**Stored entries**
◆ ◆ ◆ ◆

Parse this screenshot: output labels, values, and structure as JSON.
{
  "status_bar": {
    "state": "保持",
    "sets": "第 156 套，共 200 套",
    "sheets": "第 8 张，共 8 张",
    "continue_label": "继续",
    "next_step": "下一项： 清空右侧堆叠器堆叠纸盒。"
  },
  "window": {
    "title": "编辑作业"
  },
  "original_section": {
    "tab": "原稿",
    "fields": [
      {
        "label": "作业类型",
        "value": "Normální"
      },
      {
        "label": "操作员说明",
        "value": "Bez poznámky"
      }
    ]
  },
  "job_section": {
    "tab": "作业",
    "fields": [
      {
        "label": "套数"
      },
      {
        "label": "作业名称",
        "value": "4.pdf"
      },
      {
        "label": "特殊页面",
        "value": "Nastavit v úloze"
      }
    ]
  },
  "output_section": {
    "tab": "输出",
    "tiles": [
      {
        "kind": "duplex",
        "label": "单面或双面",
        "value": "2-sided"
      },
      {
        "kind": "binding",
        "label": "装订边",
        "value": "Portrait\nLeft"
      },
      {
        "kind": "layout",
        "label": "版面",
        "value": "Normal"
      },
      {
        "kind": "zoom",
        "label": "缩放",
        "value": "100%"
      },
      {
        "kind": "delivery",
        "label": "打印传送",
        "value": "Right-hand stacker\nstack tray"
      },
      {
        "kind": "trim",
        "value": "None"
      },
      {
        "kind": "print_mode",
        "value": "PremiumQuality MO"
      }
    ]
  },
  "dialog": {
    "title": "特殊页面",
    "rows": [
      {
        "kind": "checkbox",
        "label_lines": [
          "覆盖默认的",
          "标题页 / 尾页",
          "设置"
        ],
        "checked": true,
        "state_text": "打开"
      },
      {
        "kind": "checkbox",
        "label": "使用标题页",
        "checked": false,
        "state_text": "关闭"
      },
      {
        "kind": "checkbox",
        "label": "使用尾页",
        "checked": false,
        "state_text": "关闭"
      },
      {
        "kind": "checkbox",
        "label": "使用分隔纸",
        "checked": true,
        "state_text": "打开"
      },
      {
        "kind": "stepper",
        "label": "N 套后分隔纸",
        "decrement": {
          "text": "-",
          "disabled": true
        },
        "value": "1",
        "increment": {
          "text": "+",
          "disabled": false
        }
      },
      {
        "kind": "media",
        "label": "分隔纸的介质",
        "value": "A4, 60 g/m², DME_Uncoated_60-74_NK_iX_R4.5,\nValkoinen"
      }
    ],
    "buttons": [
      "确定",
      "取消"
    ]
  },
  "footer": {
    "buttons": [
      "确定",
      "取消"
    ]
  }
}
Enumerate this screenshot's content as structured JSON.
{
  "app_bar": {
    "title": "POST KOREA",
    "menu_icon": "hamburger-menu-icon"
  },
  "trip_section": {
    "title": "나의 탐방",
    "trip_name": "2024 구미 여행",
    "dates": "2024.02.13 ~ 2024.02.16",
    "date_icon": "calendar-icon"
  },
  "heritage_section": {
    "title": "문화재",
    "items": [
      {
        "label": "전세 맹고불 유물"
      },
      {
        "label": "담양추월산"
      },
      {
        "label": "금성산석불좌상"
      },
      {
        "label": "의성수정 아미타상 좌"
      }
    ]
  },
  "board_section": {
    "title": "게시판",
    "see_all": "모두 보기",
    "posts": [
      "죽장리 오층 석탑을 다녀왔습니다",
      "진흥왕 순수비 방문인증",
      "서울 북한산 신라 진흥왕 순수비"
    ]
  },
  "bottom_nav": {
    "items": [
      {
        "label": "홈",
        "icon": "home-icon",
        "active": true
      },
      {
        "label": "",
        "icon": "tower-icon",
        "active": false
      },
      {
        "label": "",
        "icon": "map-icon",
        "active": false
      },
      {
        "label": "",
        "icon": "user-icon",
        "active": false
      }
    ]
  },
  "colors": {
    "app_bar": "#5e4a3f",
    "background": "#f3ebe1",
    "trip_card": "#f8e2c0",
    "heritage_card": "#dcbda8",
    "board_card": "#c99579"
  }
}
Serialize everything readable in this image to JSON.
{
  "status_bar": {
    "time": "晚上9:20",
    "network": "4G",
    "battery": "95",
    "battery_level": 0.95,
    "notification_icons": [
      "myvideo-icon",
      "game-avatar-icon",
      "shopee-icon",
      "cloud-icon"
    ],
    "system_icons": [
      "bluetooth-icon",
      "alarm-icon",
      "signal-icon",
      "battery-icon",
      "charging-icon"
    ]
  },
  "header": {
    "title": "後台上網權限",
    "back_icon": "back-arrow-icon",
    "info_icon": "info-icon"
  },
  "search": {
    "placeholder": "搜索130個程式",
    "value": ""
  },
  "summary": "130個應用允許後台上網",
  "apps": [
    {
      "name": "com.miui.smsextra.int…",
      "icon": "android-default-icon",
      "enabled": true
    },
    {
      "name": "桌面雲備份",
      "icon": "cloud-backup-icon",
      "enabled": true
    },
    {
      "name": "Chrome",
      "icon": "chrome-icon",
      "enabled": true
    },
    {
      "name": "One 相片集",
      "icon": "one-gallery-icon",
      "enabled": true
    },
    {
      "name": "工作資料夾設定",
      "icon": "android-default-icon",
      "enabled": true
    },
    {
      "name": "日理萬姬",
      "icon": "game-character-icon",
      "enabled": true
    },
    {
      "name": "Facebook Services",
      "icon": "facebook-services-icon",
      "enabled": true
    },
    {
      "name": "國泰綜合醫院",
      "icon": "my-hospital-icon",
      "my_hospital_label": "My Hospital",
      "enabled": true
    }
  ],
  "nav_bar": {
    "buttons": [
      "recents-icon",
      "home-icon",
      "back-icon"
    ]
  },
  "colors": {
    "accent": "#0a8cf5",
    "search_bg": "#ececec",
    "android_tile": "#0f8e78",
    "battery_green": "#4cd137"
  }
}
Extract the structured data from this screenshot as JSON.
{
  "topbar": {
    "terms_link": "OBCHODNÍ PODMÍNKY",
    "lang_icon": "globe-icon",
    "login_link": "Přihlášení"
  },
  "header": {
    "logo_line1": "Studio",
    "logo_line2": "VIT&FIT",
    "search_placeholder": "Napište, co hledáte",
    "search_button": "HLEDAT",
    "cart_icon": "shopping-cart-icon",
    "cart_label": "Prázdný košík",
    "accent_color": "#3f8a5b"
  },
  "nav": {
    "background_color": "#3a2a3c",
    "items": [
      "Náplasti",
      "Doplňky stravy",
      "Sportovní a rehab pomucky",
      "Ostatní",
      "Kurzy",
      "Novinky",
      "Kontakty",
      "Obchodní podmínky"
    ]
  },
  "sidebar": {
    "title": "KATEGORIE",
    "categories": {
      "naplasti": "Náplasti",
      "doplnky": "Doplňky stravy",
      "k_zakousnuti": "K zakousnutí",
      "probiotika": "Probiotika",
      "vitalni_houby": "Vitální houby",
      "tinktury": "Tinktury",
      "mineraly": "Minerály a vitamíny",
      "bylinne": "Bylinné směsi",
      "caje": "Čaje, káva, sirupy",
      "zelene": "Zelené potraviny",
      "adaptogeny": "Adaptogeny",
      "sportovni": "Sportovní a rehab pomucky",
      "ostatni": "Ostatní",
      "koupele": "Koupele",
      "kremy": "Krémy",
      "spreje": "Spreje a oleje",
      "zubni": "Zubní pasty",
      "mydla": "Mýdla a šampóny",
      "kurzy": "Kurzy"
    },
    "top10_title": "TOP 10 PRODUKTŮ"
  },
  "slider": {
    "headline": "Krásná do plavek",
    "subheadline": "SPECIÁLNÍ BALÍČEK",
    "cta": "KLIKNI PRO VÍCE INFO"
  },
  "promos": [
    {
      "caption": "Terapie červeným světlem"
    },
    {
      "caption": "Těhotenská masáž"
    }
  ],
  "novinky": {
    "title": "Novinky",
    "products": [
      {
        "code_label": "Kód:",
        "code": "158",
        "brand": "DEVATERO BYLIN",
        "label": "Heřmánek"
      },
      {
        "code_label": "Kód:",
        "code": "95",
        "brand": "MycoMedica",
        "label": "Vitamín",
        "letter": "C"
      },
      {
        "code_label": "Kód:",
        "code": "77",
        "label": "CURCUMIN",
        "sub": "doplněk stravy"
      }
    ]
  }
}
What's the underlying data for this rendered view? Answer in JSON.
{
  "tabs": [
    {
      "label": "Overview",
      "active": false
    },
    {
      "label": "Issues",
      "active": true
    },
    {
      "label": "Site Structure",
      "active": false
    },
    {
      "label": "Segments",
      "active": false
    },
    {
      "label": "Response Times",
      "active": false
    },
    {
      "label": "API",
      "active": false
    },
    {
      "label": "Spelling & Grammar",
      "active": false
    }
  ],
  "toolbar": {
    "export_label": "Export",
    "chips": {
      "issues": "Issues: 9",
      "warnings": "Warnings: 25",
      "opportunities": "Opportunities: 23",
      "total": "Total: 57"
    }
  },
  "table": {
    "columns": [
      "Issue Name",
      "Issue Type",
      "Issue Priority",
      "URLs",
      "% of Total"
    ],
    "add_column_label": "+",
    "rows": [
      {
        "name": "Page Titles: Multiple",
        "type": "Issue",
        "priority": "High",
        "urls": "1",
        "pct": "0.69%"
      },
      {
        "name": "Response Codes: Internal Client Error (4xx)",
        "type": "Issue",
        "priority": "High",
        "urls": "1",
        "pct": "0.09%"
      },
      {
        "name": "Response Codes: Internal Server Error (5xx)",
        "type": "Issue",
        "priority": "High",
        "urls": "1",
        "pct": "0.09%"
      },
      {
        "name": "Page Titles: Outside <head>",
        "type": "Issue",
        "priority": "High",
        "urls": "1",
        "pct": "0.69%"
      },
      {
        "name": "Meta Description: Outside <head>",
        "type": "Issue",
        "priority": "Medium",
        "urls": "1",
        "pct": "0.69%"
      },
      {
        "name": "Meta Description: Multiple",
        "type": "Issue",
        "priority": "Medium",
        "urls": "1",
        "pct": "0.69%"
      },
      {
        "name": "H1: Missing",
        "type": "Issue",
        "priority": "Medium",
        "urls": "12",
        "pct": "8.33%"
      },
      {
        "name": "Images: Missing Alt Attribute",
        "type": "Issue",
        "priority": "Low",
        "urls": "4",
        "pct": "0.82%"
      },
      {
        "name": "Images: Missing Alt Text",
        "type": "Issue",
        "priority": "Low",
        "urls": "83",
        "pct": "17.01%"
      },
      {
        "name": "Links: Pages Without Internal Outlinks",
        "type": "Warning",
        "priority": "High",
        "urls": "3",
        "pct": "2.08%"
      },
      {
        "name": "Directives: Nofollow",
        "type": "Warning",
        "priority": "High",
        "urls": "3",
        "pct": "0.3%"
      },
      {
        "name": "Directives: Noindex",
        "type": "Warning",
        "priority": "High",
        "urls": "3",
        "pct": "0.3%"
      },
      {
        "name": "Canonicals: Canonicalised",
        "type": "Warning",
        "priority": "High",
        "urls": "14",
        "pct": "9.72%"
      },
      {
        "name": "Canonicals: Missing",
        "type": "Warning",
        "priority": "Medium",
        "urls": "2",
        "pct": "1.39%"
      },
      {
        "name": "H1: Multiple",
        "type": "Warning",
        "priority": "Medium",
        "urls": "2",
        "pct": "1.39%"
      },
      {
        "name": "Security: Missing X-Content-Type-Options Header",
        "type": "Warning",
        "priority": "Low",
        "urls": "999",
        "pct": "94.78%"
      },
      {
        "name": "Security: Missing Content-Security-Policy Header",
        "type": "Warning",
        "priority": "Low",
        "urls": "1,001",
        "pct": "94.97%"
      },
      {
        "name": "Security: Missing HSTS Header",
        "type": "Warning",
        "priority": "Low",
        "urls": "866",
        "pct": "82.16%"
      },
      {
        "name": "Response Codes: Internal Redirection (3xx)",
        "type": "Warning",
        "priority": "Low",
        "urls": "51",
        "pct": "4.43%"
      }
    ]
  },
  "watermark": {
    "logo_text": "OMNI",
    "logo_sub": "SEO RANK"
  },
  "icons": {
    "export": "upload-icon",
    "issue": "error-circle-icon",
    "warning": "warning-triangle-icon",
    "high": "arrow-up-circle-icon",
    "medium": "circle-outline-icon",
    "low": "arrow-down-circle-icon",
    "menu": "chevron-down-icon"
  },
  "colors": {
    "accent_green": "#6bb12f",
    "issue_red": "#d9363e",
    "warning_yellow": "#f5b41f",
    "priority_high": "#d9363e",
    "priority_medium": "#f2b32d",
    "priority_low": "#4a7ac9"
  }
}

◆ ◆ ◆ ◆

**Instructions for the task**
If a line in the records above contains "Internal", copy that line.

**Reply**
        "name": "Response Codes: Internal Client Error (4xx)",
        "name": "Response Codes: Internal Server Error (5xx)",
        "name": "Links: Pages Without Internal Outlinks",
        "name": "Response Codes: Internal Redirection (3xx)",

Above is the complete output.